What is being asked> From the entries below, copy out all lines holding "capital".

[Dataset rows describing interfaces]
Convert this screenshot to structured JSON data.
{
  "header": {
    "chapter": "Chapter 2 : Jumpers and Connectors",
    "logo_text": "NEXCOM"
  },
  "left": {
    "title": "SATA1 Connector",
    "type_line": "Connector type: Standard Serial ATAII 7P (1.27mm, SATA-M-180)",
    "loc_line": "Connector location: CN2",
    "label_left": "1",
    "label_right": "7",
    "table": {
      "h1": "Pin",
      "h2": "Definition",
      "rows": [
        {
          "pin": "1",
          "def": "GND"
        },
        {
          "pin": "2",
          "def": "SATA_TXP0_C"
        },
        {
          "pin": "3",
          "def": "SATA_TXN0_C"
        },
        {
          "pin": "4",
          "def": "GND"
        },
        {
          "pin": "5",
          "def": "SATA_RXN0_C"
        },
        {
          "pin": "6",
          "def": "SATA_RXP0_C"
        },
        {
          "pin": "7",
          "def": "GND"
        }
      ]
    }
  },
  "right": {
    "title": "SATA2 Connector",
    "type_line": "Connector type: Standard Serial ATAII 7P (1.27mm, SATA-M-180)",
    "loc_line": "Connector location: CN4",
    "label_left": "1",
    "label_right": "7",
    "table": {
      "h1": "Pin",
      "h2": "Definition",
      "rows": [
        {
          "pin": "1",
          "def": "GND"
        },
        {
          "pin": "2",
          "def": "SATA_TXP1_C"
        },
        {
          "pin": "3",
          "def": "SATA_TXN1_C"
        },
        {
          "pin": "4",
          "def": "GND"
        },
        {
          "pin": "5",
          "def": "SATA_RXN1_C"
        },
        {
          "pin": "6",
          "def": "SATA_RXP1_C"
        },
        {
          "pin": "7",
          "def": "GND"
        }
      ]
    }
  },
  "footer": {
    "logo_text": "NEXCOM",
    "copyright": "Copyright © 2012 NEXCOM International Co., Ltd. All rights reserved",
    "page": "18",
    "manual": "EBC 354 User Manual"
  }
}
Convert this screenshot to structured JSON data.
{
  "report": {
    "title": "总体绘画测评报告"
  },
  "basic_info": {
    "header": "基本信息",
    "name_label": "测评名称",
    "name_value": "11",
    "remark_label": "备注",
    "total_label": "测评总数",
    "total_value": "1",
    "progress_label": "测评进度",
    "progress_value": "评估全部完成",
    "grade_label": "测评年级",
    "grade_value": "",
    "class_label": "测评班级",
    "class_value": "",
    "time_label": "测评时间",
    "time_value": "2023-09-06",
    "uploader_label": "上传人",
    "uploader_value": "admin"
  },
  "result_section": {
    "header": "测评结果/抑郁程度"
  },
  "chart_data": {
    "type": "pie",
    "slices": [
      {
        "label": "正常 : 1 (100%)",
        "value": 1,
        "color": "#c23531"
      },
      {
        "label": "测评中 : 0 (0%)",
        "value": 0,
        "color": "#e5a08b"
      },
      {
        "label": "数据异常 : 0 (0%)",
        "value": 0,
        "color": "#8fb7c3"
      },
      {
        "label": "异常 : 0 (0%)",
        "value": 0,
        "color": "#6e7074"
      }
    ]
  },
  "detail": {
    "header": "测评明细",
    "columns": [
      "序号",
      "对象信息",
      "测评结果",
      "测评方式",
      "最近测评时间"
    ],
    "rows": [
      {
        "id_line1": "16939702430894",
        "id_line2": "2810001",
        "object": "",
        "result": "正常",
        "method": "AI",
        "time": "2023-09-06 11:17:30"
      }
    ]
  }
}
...
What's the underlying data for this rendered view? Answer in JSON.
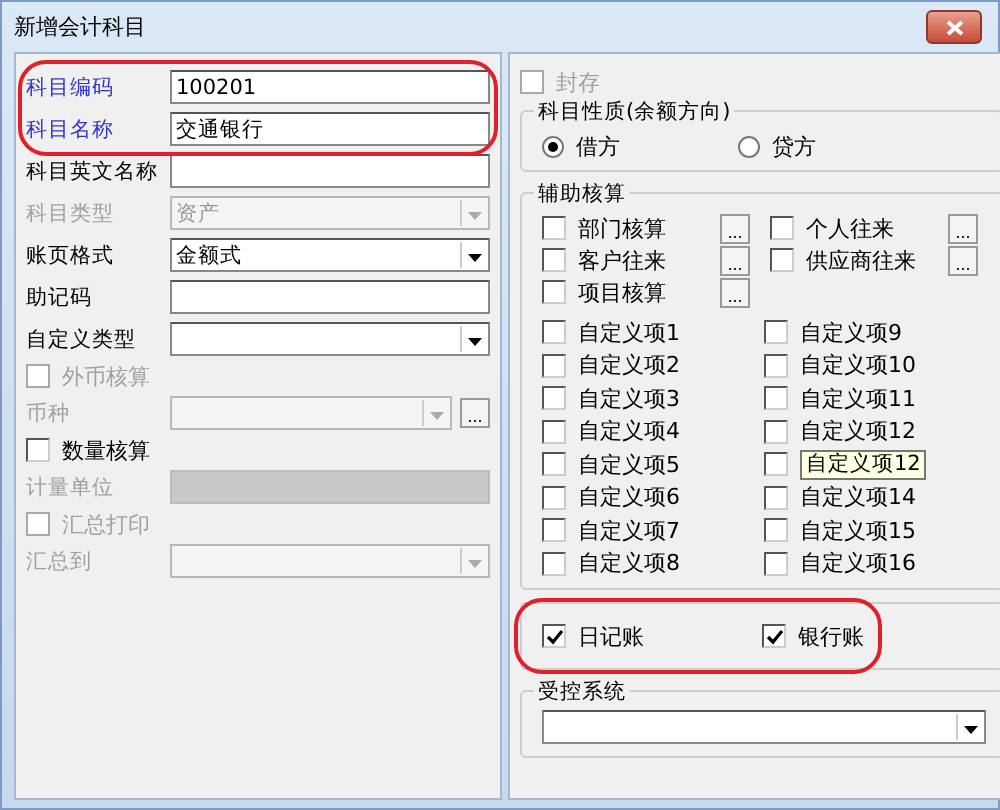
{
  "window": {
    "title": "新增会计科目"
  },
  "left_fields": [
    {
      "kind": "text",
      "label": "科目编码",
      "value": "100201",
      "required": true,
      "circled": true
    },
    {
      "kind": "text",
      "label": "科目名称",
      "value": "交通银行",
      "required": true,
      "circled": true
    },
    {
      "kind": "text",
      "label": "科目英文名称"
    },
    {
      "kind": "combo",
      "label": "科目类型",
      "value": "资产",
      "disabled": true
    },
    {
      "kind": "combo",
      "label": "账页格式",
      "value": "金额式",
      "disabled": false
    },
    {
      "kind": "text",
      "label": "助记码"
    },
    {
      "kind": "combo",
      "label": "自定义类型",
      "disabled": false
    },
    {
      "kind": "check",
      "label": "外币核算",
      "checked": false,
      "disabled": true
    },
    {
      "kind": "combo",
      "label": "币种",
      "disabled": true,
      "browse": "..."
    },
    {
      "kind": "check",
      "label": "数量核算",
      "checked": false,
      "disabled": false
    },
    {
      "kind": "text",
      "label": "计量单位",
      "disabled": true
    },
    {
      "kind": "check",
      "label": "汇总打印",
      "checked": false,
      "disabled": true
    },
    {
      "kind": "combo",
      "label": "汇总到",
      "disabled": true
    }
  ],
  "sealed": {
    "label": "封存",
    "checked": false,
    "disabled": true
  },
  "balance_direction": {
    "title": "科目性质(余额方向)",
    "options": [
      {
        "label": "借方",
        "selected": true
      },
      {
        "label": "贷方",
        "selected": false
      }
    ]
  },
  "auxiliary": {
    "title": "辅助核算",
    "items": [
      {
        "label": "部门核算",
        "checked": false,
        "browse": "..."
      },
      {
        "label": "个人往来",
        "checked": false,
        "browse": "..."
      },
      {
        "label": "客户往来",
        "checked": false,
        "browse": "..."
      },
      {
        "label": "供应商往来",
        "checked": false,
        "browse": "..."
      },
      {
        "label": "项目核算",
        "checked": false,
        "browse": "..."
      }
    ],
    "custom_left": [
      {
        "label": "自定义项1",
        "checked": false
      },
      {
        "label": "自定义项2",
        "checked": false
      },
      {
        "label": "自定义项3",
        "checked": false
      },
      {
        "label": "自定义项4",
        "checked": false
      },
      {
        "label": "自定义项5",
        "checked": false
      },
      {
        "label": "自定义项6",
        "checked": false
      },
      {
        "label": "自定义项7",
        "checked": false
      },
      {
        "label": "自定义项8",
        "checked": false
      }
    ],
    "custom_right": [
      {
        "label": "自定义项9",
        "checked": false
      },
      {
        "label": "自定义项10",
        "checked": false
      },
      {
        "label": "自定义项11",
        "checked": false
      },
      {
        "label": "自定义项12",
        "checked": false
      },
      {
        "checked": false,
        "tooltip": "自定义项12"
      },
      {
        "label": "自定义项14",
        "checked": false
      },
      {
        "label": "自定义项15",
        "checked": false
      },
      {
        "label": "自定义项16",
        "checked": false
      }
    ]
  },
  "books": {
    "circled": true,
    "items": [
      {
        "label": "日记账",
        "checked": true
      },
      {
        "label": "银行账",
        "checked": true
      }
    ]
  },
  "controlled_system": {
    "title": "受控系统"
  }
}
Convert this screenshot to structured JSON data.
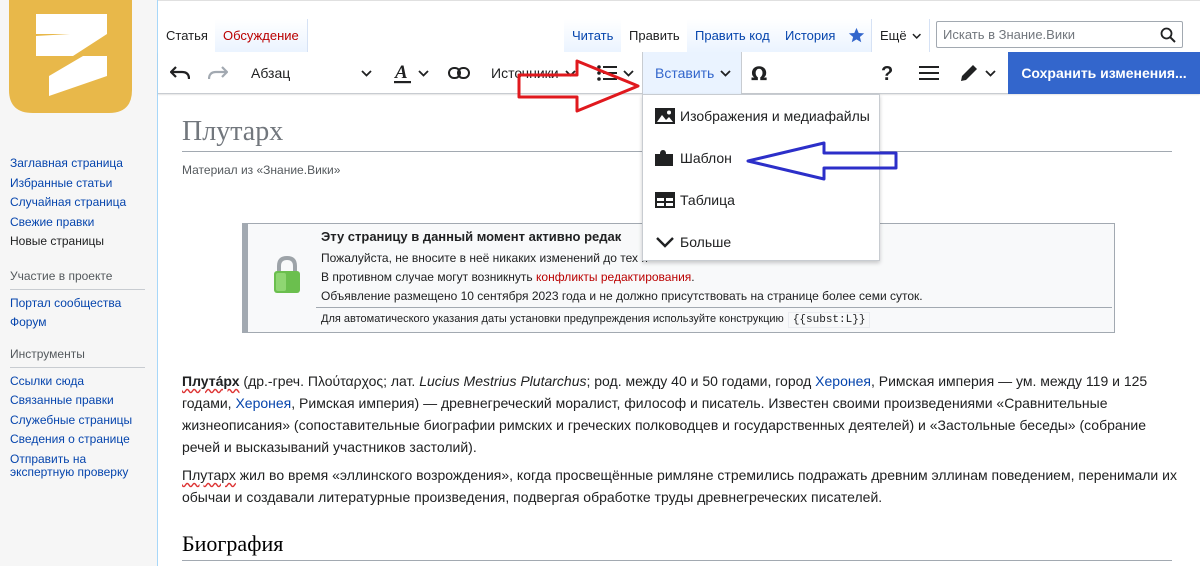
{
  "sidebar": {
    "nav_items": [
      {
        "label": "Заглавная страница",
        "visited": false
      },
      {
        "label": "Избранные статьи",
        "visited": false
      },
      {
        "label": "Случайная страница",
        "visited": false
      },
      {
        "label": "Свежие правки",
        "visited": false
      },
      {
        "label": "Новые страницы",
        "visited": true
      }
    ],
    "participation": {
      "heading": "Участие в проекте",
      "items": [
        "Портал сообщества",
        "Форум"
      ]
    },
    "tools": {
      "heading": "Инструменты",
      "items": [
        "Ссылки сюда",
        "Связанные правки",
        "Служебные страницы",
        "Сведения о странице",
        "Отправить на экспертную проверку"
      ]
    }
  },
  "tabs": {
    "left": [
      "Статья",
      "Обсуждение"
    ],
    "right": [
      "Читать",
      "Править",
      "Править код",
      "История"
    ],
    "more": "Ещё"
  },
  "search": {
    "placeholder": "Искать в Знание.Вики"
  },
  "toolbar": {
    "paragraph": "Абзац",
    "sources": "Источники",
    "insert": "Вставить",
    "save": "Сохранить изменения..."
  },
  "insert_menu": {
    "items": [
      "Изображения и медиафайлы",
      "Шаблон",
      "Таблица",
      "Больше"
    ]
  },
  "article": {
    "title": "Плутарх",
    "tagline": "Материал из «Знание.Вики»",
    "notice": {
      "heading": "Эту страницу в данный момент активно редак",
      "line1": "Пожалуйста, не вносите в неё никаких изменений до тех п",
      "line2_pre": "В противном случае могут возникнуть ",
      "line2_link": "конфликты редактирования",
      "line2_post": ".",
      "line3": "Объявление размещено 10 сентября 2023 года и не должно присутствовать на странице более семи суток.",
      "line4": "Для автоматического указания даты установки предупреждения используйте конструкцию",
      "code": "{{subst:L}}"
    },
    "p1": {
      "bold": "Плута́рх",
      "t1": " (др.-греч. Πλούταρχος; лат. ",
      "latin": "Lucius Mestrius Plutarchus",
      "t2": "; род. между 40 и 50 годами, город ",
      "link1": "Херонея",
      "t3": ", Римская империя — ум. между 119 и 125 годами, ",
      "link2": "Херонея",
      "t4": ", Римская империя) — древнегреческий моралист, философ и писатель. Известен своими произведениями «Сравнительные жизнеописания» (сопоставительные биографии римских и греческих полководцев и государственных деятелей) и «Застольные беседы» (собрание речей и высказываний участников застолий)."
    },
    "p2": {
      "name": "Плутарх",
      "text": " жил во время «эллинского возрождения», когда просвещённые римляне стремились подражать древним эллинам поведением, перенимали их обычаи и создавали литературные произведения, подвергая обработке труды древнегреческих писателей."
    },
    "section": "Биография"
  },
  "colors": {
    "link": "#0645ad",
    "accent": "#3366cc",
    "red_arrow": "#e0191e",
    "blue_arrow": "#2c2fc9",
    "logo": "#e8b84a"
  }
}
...
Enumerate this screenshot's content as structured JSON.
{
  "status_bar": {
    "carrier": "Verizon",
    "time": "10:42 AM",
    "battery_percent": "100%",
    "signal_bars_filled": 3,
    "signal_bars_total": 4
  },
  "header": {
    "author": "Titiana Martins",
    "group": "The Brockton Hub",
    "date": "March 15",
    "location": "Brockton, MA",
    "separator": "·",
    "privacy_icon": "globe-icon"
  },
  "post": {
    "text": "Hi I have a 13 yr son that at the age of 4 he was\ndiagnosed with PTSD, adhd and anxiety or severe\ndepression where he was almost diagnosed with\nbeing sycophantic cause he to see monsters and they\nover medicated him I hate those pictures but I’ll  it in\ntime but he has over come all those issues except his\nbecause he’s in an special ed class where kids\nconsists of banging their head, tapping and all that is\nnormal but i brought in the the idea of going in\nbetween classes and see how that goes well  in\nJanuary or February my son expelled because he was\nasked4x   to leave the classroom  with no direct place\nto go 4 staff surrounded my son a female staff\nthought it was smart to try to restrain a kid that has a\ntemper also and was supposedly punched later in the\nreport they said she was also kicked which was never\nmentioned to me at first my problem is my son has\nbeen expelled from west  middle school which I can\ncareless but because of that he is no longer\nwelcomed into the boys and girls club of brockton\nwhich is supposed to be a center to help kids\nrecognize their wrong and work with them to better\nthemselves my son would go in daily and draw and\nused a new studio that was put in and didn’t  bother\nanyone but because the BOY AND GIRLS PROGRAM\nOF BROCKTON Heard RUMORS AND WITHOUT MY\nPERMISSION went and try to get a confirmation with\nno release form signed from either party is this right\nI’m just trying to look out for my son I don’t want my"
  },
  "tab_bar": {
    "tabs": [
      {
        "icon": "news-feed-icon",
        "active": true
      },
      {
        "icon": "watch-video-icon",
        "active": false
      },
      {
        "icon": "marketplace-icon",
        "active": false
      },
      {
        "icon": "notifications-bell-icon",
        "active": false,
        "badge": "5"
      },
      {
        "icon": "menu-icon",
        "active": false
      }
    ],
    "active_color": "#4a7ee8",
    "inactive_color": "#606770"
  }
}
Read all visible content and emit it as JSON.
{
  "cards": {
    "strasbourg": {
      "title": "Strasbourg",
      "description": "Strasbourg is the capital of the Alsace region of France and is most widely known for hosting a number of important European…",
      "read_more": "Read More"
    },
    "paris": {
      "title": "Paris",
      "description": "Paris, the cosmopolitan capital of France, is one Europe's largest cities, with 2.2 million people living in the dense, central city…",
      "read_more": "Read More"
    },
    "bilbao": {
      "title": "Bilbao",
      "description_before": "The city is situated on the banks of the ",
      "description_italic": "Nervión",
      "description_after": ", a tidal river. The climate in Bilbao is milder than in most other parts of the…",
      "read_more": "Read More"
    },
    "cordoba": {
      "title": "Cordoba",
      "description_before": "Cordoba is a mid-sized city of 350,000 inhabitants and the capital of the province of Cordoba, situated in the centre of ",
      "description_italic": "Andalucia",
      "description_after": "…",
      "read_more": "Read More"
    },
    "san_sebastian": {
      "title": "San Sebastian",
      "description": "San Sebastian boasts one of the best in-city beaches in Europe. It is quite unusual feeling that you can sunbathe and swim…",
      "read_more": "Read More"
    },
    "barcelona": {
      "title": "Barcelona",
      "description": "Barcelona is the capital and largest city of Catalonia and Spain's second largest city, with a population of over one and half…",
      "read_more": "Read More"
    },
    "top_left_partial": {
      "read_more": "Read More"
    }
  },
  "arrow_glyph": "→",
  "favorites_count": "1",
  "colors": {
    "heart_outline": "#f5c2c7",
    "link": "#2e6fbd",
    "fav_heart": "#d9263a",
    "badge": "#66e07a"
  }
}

Solution to this exercise>
      "description": "Strasbourg is the capital of the Alsace region of France and is most widely known for hosting a number of important European…",
      "description": "Paris, the cosmopolitan capital of France, is one Europe's largest cities, with 2.2 million people living in the dense, central city…",
      "description_before": "Cordoba is a mid-sized city of 350,000 inhabitants and the capital of the province of Cordoba, situated in the centre of ",
      "description": "Barcelona is the capital and largest city of Catalonia and Spain's second largest city, with a population of over one and half…",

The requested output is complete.